There is no way to redo 1991, but there are ways to do better.
The facts underlying Christine Blasey Ford's claim of being sexually assaulted by a young Brett Kavanaugh will continue to be revealed as confirmation proceedings unfold. Yet it's impossible to miss the parallels between the Kavanaugh confirmation hearing of 2018 and the 1991 confirmation hearing for Justice Clarence Thomas. In 1991, the Senate Judiciary Committee had an opportunity to demonstrate its appreciation for both the seriousness of sexual harassment claims and the need for public confidence in the character of a nominee to the Supreme Court. It failed on both counts.
As that same committee, on which sit some of the same members as nearly three decades ago, now moves forward with the Kavanaugh confirmation proceedings, the integrity of the court, the country's commitment to addressing sexual violence as a matter of public interest and the lives of the two principle witnesses who will be testifying hang in the balance. Today, the public expects better from our government than we got in 1991, when our representatives performed in ways that gave employers permission to mishandle workplace harassment complaints throughout the following decades. That the Senate Judiciary Committee still lacks a protocol for vetting sexual harassment and assault claims that surface during a confirmation hearing suggests that the committee has learned little from the Thomas hearing, much less the more recent #MeToo movement.
With the current heightened awareness of sexual violence comes heightened accountability for our representatives. To do better, the 2018 Senate Judiciary Committee must demonstrate a clear understanding that sexual violence is a social reality to which elected representatives must respond. A fair, neutral and well-thought-out course is the only way to approach Blasey and Kavanaugh's upcoming testimony. The details of what that process would look like should be guided by experts who have devoted their careers to understanding sexual violence. The job of the Senate Judiciary Committee is to serve as fact-finders, to better serve the American public, and the weight of the government should not be used to destroy the lives of witnesses who are called to testify.
Here are some basic ground rules the committee should follow:
• Refrain from pitting the public interest in confronting sexual harassment against the need for a fair confirmation hearing. Our interest in the integrity of the Supreme Court and in eliminating sexual misconduct, especially in our public institutions, are entirely compatible. Both are aimed at making sure that our judicial system operates with legitimacy.
• Select a neutral investigative body with experience in sexual misconduct cases that will investigate the incident in question and present its findings to the committee. Outcomes in such investigations are more reliable and less likely to be perceived as tainted by partisanship. Senators must then rely on the investigators' conclusions, along with advice from experts, to frame the questions they ask Kavanaugh and Blasey. Again, the senators' fact-finding roles must guide their behavior. The investigators' report should frame the hearing, not politics or myths about sexual assault.
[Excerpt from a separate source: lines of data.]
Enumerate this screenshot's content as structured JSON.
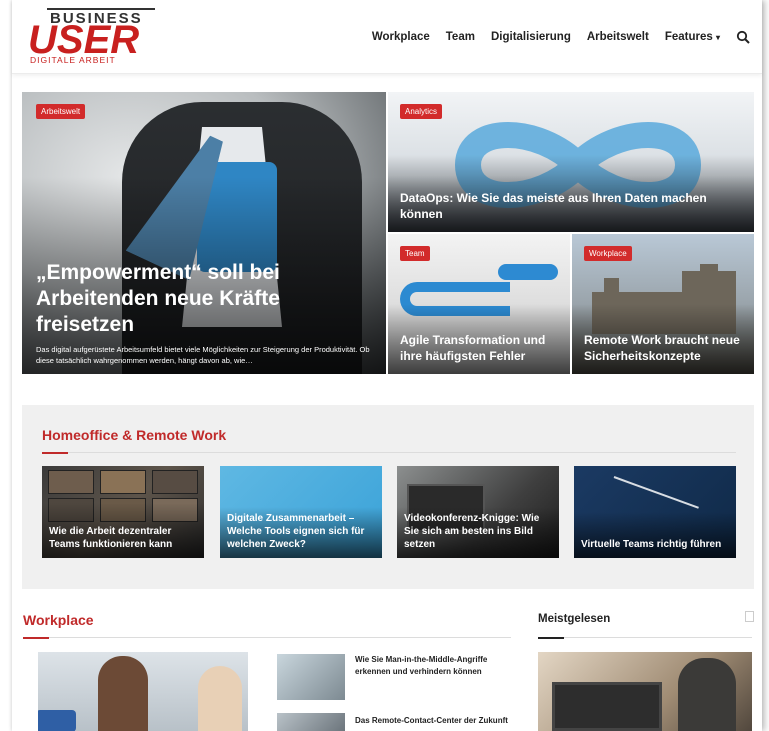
{
  "header": {
    "logo": {
      "top": "BUSINESS",
      "main": "USER",
      "sub": "DIGITALE ARBEIT"
    },
    "nav": [
      "Workplace",
      "Team",
      "Digitalisierung",
      "Arbeitswelt",
      "Features"
    ],
    "features_caret": "▾",
    "search_icon": "search-icon"
  },
  "hero": {
    "main": {
      "tag": "Arbeitswelt",
      "title": "„Empowerment“ soll bei Arbeitenden neue Kräfte freisetzen",
      "excerpt": "Das digital aufgerüstete Arbeitsumfeld bietet viele Möglichkeiten zur Steigerung der Produktivität. Ob diese tatsächlich wahrgenommen werden, hängt davon ab, wie…"
    },
    "tile_a": {
      "tag": "Analytics",
      "title": "DataOps: Wie Sie das meiste aus Ihren Daten machen können"
    },
    "tile_b": {
      "tag": "Team",
      "title": "Agile Transformation und ihre häufigsten Fehler"
    },
    "tile_c": {
      "tag": "Workplace",
      "title": "Remote Work braucht neue Sicherheitskonzepte"
    }
  },
  "homeoffice": {
    "title": "Homeoffice & Remote Work",
    "cards": [
      {
        "title": "Wie die Arbeit dezentraler Teams funktionieren kann"
      },
      {
        "title": "Digitale Zusammenarbeit – Welche Tools eignen sich für welchen Zweck?"
      },
      {
        "title": "Videokonferenz-Knigge: Wie Sie sich am besten ins Bild setzen"
      },
      {
        "title": "Virtuelle Teams richtig führen"
      }
    ]
  },
  "workplace": {
    "title": "Workplace",
    "items": [
      {
        "title": "Wie Sie Man-in-the-Middle-Angriffe erkennen und verhindern können"
      },
      {
        "title": "Das Remote-Contact-Center der Zukunft"
      }
    ]
  },
  "meistgelesen": {
    "title": "Meistgelesen"
  },
  "colors": {
    "brand_red": "#c8201f",
    "tag_red": "#d22b2b"
  }
}
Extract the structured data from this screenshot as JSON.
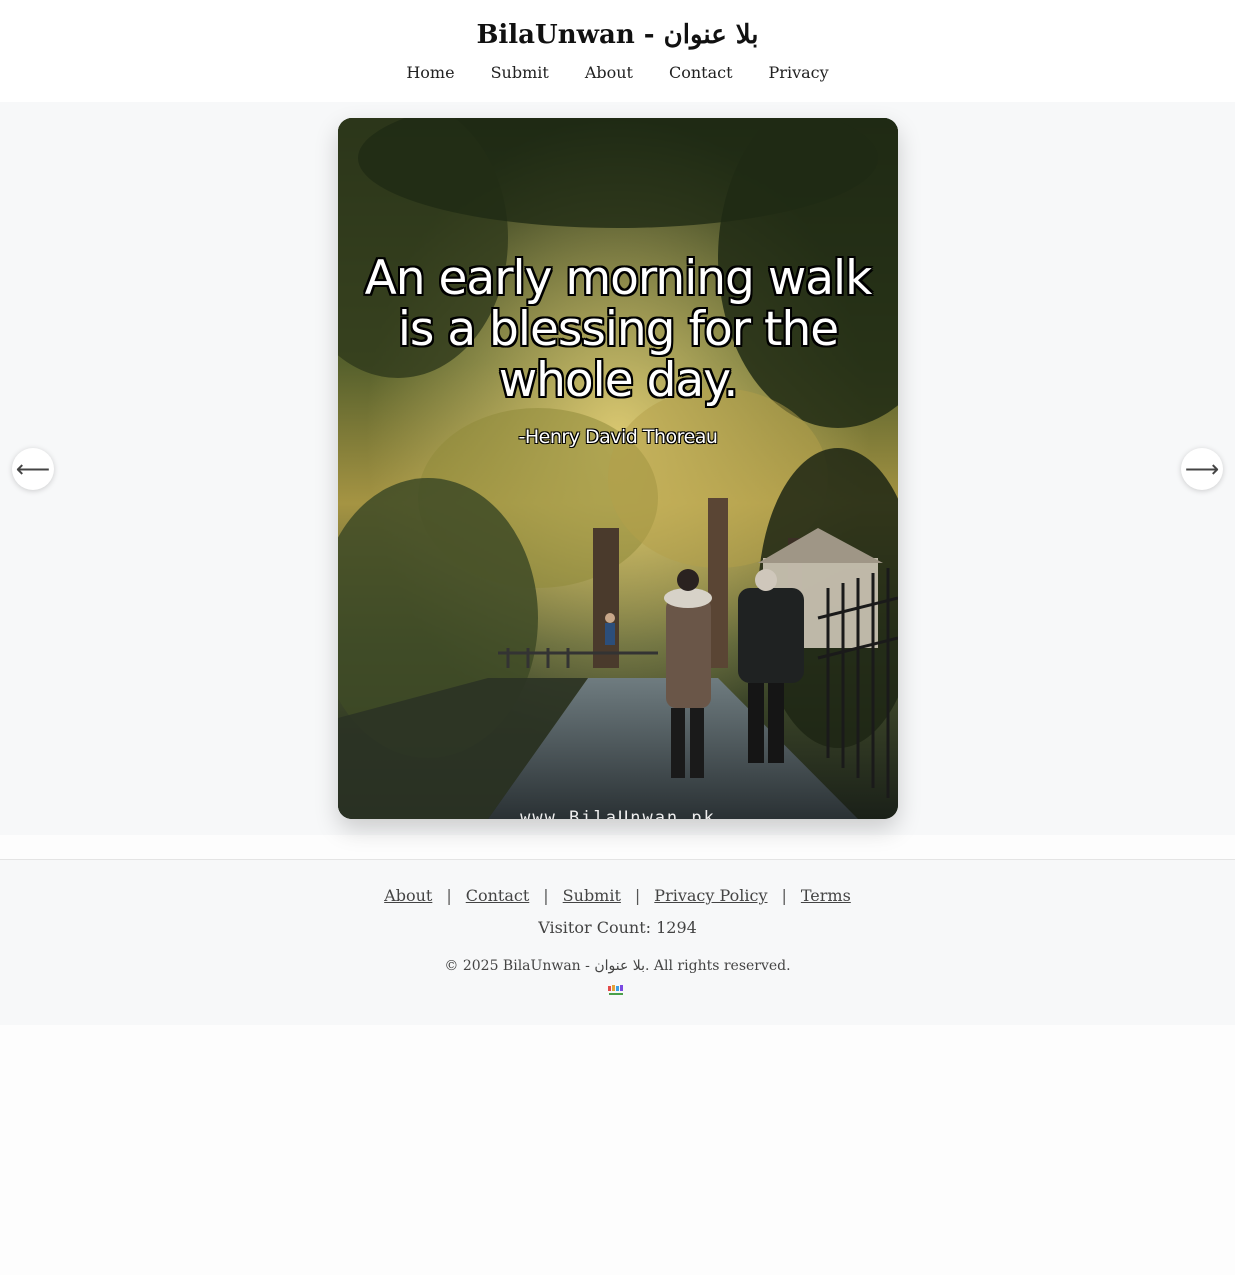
{
  "header": {
    "title": "BilaUnwan - بلا عنوان",
    "nav": [
      "Home",
      "Submit",
      "About",
      "Contact",
      "Privacy"
    ]
  },
  "slide": {
    "quote": "An early morning walk is a blessing for the whole day.",
    "author": "-Henry David Thoreau",
    "watermark": "www.BilaUnwan.pk"
  },
  "controls": {
    "prev_icon": "left-arrow-icon",
    "prev_glyph": "⟵",
    "next_icon": "right-arrow-icon",
    "next_glyph": "⟶"
  },
  "footer": {
    "links": [
      "About",
      "Contact",
      "Submit",
      "Privacy Policy",
      "Terms"
    ],
    "separator": "|",
    "visitor_count": "Visitor Count: 1294",
    "copyright": "© 2025 BilaUnwan - بلا عنوان. All rights reserved.",
    "logo_icon": "bilaunwan-logo-icon"
  }
}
• Do not rush these hearings. Doing so would not only signal that sexual assault accusations are not important — hastily appraising this situation would very likely lead to facts being overlooked that are necessary for the Senate and the public to evaluate. That the committee plans to hold a hearing on Sept. 24 is discouraging. Simply put, a week's preparation is not enough time for meaningful inquiry into very serious charges.
• Finally, refer to Christine Blasey Ford by her name. She was once anonymous, but no longer is. Blasey is not simply "Kavanaugh's accuser." Blasey is a human being with a life of her own. She deserves the respect of being addressed and treated as a whole person.
Process is important, but it cannot erase the difficulty of testifying on national television about the sexual assault that Blasey says occurred when she was 15 years old. Nor will it negate the fact that as she sits before the Senate Judiciary Committee, Blasey will be outresourced. Encouraging letters from friends and strangers may help, but she cannot match the organized support that Kavanaugh has. Since Blasey and Kavanaugh have the same obligation to present the truth, this imbalance may not seem fair.
But, as Kavanaugh stands to gain the lifetime privilege of serving on the country's highest court, he has the burden of persuasion. And that is only fair.
In 1991, the phrase "they just don't get it" became a popular way of describing senators' reaction to sexual violence. With years of hindsight, mounds of evidence of the prevalence and harm that sexual violence causes individuals and our institutions, as well as a Senate with more women than ever, "not getting it" isn't an option for our elected representatives. In 2018, our senators must get it right.
Anita Hill is a professor at Brandeis University.
© 2018 New York Times